- As a writer I want a blogging framework which is quick and easy to use so that I can easily write blog posts
- As a software engineer I want a blogging framework which has an tech *awesome* factor so that I can show off
- As a blogger I want a blogging framework which is low maintenance so that I don’t have to spend too much time making sure it is working
So I quickly ruled WordPress out of the equation due to the experiences I had previously and it not meeting my current requirements. I even had a look at an up and coming WordPress competitor Ghost but despite its features I turned away from it. The idea of writing my own blogging platform was definitely out of the question. But I did want to do my own hosting, so LinkedIn Posts and Medium was out of the picture. So as I looked, I settled on Jekyll.

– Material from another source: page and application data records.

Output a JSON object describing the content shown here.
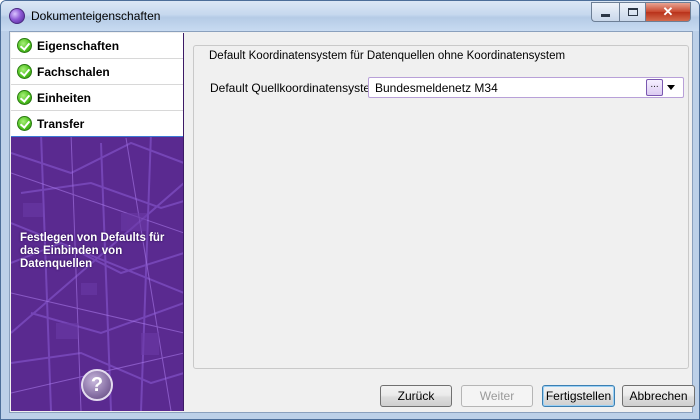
{
  "window": {
    "title": "Dokumenteigenschaften",
    "icons": {
      "app": "purple-orb-icon",
      "minimize": "minimize-icon",
      "maximize": "maximize-icon",
      "close": "close-icon"
    }
  },
  "sidebar": {
    "items": [
      {
        "label": "Eigenschaften",
        "icon": "check-icon"
      },
      {
        "label": "Fachschalen",
        "icon": "check-icon"
      },
      {
        "label": "Einheiten",
        "icon": "check-icon"
      },
      {
        "label": "Transfer",
        "icon": "check-icon",
        "selected": true
      }
    ],
    "description": "Festlegen von Defaults für das Einbinden von Datenquellen",
    "help_icon": "help-icon",
    "colors": {
      "background": "#5a2a90",
      "check": "#4fc21f"
    }
  },
  "main": {
    "group_title": "Default Koordinatensystem für Datenquellen ohne Koordinatensystem",
    "field_label": "Default Quellkoordinatensystem",
    "field_value": "Bundesmeldenetz M34",
    "browse_label": "..."
  },
  "buttons": {
    "back": "Zurück",
    "next": "Weiter",
    "finish": "Fertigstellen",
    "cancel": "Abbrechen"
  }
}
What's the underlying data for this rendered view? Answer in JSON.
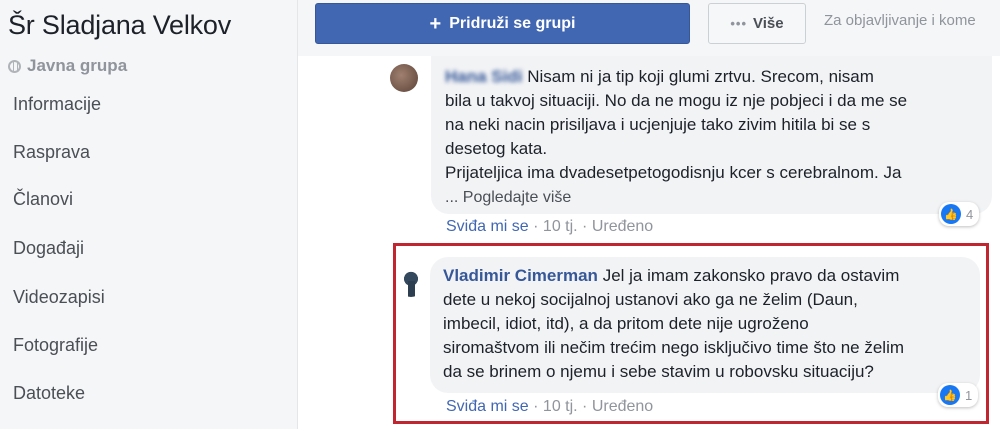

So as I looked, I settled on Jekyll
Jekyll can be easily hosted on Github Pages, which met the easy to backup and low maintenance requirements. Unfortunently it did not quite meet the quick and easy to use requirement due to the use of Markdown. However coupled with a good Markdown editor like Mou, that problem can be mitigated. Lastly Jekyll definitely has a somewhat awesome tech factor.
I did also look at Octopress as a potential alternative to vanilla Jekyll however I decided to not use it. This was due to the lack of activity on the Github repository and the small community. In the future I might relook at using it, particularly for its plugins.
So there we have it, I opted to use Jekyll as the blogging platform for the reincarnation of my blog. Instead of directly looking at the shininess factor of the technology, I decided to take a structured approach in my selection.
So my next post is where I sum it all up!